### DESCRIPTION OF THE TASK
An unchanged copy of all the lines below is expected, and it should contain no pictures.

### RECORDED INFORMATION
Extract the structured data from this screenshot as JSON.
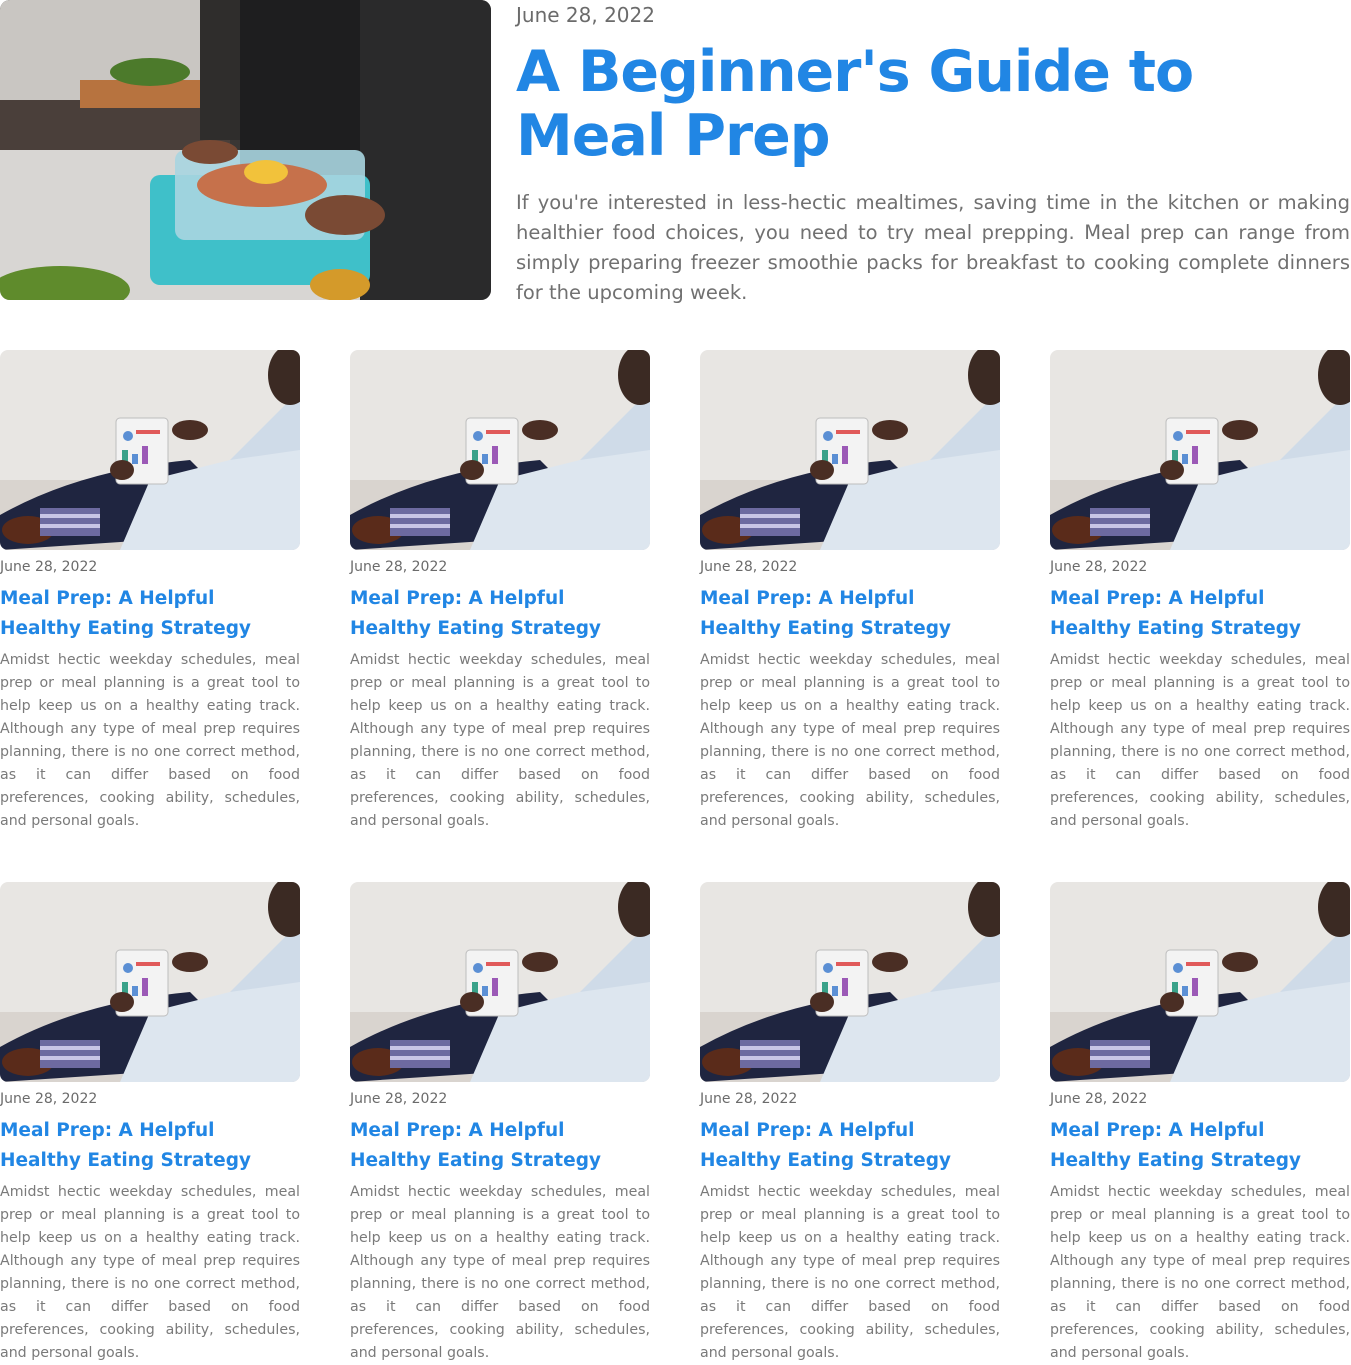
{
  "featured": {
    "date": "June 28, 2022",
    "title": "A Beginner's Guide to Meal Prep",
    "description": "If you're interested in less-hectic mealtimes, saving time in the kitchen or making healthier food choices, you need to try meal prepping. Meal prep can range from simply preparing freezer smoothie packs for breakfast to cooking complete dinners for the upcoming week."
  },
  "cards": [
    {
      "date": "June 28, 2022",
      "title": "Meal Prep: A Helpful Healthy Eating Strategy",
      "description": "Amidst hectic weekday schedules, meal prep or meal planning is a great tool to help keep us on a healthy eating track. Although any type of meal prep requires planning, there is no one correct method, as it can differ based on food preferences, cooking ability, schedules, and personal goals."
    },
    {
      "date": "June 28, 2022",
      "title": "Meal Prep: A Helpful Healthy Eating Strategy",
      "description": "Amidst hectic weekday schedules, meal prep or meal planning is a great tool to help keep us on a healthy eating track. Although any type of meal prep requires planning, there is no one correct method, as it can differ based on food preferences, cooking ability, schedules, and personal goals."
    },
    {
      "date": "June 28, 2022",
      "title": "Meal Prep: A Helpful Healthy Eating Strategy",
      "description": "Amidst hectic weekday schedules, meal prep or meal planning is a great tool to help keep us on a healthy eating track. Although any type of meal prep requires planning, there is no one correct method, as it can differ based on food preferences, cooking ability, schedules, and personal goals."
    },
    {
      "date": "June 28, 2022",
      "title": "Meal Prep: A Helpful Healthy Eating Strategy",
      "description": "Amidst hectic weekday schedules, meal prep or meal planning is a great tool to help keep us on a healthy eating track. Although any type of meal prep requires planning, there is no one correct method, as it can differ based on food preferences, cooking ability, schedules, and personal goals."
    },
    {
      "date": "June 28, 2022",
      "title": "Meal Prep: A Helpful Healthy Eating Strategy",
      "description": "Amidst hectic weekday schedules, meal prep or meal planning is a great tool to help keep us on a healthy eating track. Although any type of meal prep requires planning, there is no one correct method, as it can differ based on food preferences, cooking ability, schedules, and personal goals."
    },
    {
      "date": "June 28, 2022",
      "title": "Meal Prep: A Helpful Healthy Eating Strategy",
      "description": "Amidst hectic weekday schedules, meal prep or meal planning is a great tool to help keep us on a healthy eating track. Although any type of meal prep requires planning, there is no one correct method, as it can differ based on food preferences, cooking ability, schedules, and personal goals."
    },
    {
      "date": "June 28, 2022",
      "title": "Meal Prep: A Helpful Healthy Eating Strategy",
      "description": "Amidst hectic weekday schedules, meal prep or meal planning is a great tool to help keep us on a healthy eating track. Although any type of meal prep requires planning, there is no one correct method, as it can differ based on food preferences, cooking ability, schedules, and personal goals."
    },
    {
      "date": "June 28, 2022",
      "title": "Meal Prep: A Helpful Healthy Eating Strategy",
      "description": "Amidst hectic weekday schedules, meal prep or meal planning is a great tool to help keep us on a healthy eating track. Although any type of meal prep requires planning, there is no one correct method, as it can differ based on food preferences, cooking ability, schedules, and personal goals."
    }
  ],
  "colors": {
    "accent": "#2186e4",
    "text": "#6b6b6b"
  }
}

### EXERCISE ANSWER
Extract the structured data from this screenshot as JSON.
{
  "featured": {
    "date": "June 28, 2022",
    "title": "A Beginner's Guide to Meal Prep",
    "description": "If you're interested in less-hectic mealtimes, saving time in the kitchen or making healthier food choices, you need to try meal prepping. Meal prep can range from simply preparing freezer smoothie packs for breakfast to cooking complete dinners for the upcoming week."
  },
  "cards": [
    {
      "date": "June 28, 2022",
      "title": "Meal Prep: A Helpful Healthy Eating Strategy",
      "description": "Amidst hectic weekday schedules, meal prep or meal planning is a great tool to help keep us on a healthy eating track. Although any type of meal prep requires planning, there is no one correct method, as it can differ based on food preferences, cooking ability, schedules, and personal goals."
    },
    {
      "date": "June 28, 2022",
      "title": "Meal Prep: A Helpful Healthy Eating Strategy",
      "description": "Amidst hectic weekday schedules, meal prep or meal planning is a great tool to help keep us on a healthy eating track. Although any type of meal prep requires planning, there is no one correct method, as it can differ based on food preferences, cooking ability, schedules, and personal goals."
    },
    {
      "date": "June 28, 2022",
      "title": "Meal Prep: A Helpful Healthy Eating Strategy",
      "description": "Amidst hectic weekday schedules, meal prep or meal planning is a great tool to help keep us on a healthy eating track. Although any type of meal prep requires planning, there is no one correct method, as it can differ based on food preferences, cooking ability, schedules, and personal goals."
    },
    {
      "date": "June 28, 2022",
      "title": "Meal Prep: A Helpful Healthy Eating Strategy",
      "description": "Amidst hectic weekday schedules, meal prep or meal planning is a great tool to help keep us on a healthy eating track. Although any type of meal prep requires planning, there is no one correct method, as it can differ based on food preferences, cooking ability, schedules, and personal goals."
    },
    {
      "date": "June 28, 2022",
      "title": "Meal Prep: A Helpful Healthy Eating Strategy",
      "description": "Amidst hectic weekday schedules, meal prep or meal planning is a great tool to help keep us on a healthy eating track. Although any type of meal prep requires planning, there is no one correct method, as it can differ based on food preferences, cooking ability, schedules, and personal goals."
    },
    {
      "date": "June 28, 2022",
      "title": "Meal Prep: A Helpful Healthy Eating Strategy",
      "description": "Amidst hectic weekday schedules, meal prep or meal planning is a great tool to help keep us on a healthy eating track. Although any type of meal prep requires planning, there is no one correct method, as it can differ based on food preferences, cooking ability, schedules, and personal goals."
    },
    {
      "date": "June 28, 2022",
      "title": "Meal Prep: A Helpful Healthy Eating Strategy",
      "description": "Amidst hectic weekday schedules, meal prep or meal planning is a great tool to help keep us on a healthy eating track. Although any type of meal prep requires planning, there is no one correct method, as it can differ based on food preferences, cooking ability, schedules, and personal goals."
    },
    {
      "date": "June 28, 2022",
      "title": "Meal Prep: A Helpful Healthy Eating Strategy",
      "description": "Amidst hectic weekday schedules, meal prep or meal planning is a great tool to help keep us on a healthy eating track. Although any type of meal prep requires planning, there is no one correct method, as it can differ based on food preferences, cooking ability, schedules, and personal goals."
    }
  ],
  "colors": {
    "accent": "#2186e4",
    "text": "#6b6b6b"
  }
}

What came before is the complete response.